** Opening GIVEN DATA block **

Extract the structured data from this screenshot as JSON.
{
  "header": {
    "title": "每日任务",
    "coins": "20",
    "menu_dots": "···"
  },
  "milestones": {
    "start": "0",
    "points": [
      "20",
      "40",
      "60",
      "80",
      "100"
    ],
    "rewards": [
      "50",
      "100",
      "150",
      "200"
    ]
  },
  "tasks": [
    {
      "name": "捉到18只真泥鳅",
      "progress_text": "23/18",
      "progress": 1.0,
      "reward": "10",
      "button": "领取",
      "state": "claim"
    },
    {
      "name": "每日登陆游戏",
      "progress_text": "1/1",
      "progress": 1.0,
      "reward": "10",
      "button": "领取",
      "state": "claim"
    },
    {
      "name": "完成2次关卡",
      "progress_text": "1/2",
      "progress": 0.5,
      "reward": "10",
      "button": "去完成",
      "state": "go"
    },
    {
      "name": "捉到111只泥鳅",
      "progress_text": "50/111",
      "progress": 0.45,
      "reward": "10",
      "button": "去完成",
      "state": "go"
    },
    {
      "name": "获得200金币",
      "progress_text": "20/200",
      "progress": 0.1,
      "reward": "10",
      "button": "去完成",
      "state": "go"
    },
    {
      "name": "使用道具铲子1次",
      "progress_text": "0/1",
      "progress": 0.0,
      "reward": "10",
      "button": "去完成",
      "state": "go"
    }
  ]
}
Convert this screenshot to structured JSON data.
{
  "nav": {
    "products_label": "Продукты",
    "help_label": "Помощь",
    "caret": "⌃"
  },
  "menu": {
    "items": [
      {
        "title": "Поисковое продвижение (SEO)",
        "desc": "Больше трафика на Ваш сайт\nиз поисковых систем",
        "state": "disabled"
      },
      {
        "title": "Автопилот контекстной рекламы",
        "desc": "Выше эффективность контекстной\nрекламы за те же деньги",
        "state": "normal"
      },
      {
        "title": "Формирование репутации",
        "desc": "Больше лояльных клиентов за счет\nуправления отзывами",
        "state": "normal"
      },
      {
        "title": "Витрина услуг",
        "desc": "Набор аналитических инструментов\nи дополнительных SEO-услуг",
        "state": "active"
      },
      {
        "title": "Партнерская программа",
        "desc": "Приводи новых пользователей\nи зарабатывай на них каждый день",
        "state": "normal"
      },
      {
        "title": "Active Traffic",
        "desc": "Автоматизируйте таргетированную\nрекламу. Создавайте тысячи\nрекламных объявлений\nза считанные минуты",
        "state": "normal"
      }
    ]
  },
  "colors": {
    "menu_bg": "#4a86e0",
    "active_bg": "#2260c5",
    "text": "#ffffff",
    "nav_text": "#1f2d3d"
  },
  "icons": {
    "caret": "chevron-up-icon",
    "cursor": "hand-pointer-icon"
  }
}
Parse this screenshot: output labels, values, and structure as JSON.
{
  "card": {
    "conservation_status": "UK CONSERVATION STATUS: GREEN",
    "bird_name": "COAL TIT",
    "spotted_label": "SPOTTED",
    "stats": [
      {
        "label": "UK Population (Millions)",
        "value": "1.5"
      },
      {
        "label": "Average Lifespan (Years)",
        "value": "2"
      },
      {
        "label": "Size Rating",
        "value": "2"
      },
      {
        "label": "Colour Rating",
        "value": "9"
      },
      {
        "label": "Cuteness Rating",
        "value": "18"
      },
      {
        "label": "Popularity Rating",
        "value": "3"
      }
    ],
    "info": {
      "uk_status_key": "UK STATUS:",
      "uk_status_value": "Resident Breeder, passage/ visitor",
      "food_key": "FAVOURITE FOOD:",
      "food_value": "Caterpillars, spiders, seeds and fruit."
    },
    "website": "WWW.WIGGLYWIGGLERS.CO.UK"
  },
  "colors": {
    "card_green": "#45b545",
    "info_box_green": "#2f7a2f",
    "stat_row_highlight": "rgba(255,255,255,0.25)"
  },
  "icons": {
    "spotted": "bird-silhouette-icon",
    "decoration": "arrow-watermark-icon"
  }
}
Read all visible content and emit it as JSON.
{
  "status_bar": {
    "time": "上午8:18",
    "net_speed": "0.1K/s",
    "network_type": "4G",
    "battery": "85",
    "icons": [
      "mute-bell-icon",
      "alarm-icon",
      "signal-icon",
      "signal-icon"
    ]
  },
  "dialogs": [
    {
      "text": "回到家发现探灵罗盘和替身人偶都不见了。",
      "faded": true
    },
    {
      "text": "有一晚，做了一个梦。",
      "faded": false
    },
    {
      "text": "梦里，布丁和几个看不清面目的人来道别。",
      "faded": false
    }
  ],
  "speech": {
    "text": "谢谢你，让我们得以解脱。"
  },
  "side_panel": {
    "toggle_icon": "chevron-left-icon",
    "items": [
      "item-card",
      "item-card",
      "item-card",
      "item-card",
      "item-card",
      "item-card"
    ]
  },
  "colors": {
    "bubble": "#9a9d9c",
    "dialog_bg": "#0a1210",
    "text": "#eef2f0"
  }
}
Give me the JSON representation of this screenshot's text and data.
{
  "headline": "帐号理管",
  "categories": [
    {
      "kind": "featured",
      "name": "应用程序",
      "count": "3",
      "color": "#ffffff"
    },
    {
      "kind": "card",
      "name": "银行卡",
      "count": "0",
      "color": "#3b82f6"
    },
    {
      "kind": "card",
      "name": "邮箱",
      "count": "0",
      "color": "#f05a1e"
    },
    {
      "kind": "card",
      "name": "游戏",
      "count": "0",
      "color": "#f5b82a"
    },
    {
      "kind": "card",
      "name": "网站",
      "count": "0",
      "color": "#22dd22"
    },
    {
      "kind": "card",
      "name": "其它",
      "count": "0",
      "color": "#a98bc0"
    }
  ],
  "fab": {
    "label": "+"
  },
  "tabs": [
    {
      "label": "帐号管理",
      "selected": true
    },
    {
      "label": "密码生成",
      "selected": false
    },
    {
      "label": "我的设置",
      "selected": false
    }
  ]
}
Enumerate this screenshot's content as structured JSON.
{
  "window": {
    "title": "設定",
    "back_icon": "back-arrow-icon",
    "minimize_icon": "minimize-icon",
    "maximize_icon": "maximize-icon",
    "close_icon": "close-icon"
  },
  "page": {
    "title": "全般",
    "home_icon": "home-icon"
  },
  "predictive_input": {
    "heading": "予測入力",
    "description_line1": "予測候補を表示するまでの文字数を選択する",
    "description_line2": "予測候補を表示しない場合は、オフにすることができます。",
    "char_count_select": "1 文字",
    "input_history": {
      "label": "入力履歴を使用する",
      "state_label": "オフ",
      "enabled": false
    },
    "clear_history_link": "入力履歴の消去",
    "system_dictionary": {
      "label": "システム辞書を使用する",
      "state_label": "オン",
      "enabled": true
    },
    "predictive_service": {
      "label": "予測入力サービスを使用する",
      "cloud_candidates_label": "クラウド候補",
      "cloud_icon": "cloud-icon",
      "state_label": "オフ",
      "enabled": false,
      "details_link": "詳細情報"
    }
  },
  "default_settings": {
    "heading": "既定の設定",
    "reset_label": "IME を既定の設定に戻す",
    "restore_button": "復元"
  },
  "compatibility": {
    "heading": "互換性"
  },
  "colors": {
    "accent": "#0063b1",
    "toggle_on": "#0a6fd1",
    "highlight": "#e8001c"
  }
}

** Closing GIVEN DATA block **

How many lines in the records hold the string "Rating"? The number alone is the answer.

4